# Given records

··········

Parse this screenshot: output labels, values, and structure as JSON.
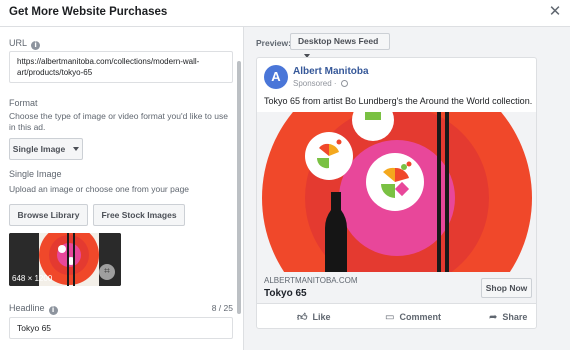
{
  "dialog": {
    "title": "Get More Website Purchases",
    "close_icon": "close-icon"
  },
  "form": {
    "url_label": "URL",
    "url_value": "https://albertmanitoba.com/collections/modern-wall-art/products/tokyo-65",
    "format_label": "Format",
    "format_desc": "Choose the type of image or video format you'd like to use in this ad.",
    "format_selected": "Single Image",
    "single_image_label": "Single Image",
    "upload_desc": "Upload an image or choose one from your page",
    "browse_label": "Browse Library",
    "stock_label": "Free Stock Images",
    "thumb_dims": "648 × 1200",
    "headline_label": "Headline",
    "headline_counter": "8 / 25",
    "headline_value": "Tokyo 65"
  },
  "preview": {
    "label": "Preview:",
    "placement": "Desktop News Feed",
    "page_initial": "A",
    "page_name": "Albert Manitoba",
    "sponsored": "Sponsored · ",
    "body_text": "Tokyo 65 from artist Bo Lundberg's the Around the World collection.",
    "domain": "ALBERTMANITOBA.COM",
    "link_title": "Tokyo 65",
    "cta_label": "Shop Now",
    "like_label": "Like",
    "comment_label": "Comment",
    "share_label": "Share"
  },
  "colors": {
    "link_blue": "#365899",
    "avatar_blue": "#4a76d8",
    "art_orange": "#f0482a",
    "art_red": "#e43a30",
    "art_pink": "#e8479a"
  }
}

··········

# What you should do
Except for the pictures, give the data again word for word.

# Exercise answer
Parse this screenshot: output labels, values, and structure as JSON.
{
  "dialog": {
    "title": "Get More Website Purchases",
    "close_icon": "close-icon"
  },
  "form": {
    "url_label": "URL",
    "url_value": "https://albertmanitoba.com/collections/modern-wall-art/products/tokyo-65",
    "format_label": "Format",
    "format_desc": "Choose the type of image or video format you'd like to use in this ad.",
    "format_selected": "Single Image",
    "single_image_label": "Single Image",
    "upload_desc": "Upload an image or choose one from your page",
    "browse_label": "Browse Library",
    "stock_label": "Free Stock Images",
    "thumb_dims": "648 × 1200",
    "headline_label": "Headline",
    "headline_counter": "8 / 25",
    "headline_value": "Tokyo 65"
  },
  "preview": {
    "label": "Preview:",
    "placement": "Desktop News Feed",
    "page_initial": "A",
    "page_name": "Albert Manitoba",
    "sponsored": "Sponsored · ",
    "body_text": "Tokyo 65 from artist Bo Lundberg's the Around the World collection.",
    "domain": "ALBERTMANITOBA.COM",
    "link_title": "Tokyo 65",
    "cta_label": "Shop Now",
    "like_label": "Like",
    "comment_label": "Comment",
    "share_label": "Share"
  },
  "colors": {
    "link_blue": "#365899",
    "avatar_blue": "#4a76d8",
    "art_orange": "#f0482a",
    "art_red": "#e43a30",
    "art_pink": "#e8479a"
  }
}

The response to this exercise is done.